However, there has never been any Arab sovereignty recognized under international law on the West Bank of the River (once occupied by Jordan). The Jewish people have the exclusive right under international law to "settle" in that territory. Whether or not this is a good thing, it is a fact! Of course, Israel could choose to give up that right in negotiations with a Palestinian entity in order to obtain peace.

Please watch the video.

Subject: FW: San Remo's Mandate: Israel's 'Magna Carta' -

On a more personal note:

The day after our car had been stolen (correction, in my previous e-mail I meant September and not August!), the Insurance company office in Netanya called me in the morning and told me that I would get a rental car that morning for 25 days. The agent needed a copy of the police report, that I e-mailed to her, but it was all arranged, all she had to do was call the local Avis in Netanya that had been contacted by their head office in Tel Aviv. I went over to the insurance company office and signed some forms and then went to the Avis office nearby, and they had the car waiting for me, in 5 mins I had a big dark blue Ford Focus. It could not have been more efficient (unless they delivered it to my door). She told me that they usually pay for the stolen car in 2-3 weeks, unless the car is found within that time. So being mobile we took my sister and her husband for a drive to the nice park in Ra'anana.

With the electric cart BArbara is able to drive into the center of Netanya, so we have done that three times and this morning we went for a long walk along the tayelet, with Barbara driving her cart.

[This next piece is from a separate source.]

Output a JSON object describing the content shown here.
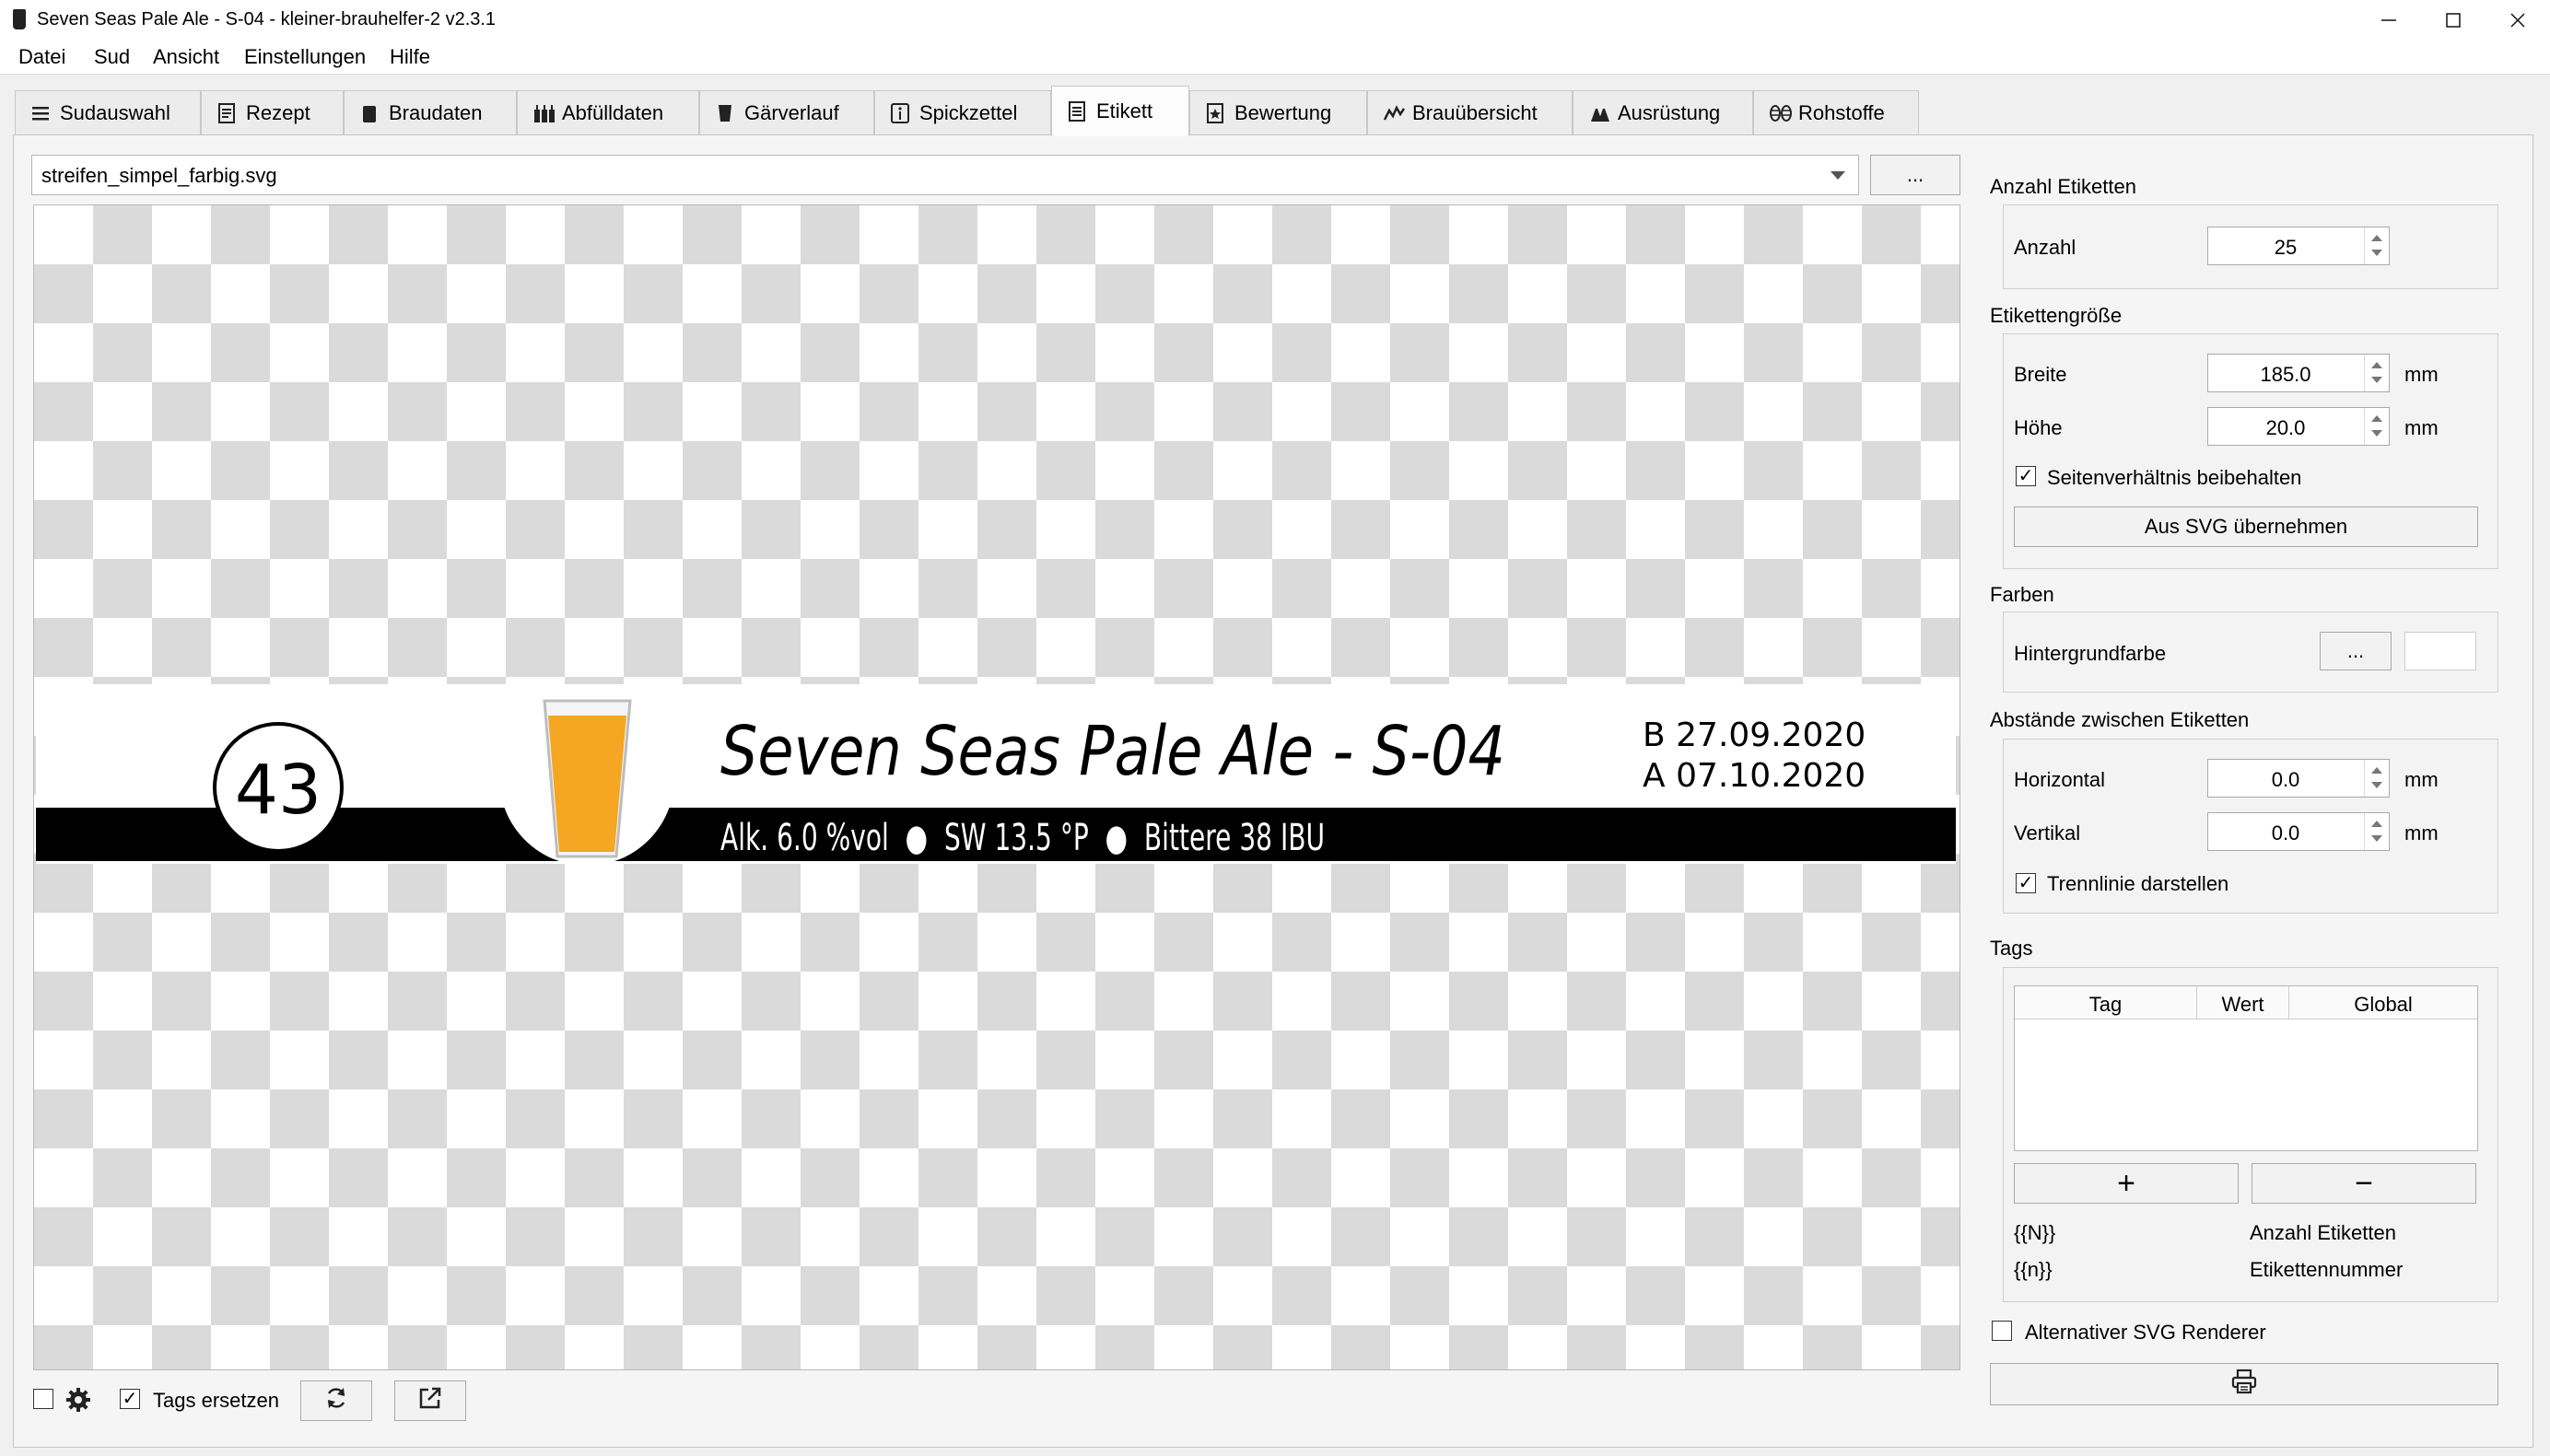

It was great to be able to be mobile in both respects. And now we know how to charge it it's easy and takes only a few minutes to set it up. Not so bad after all.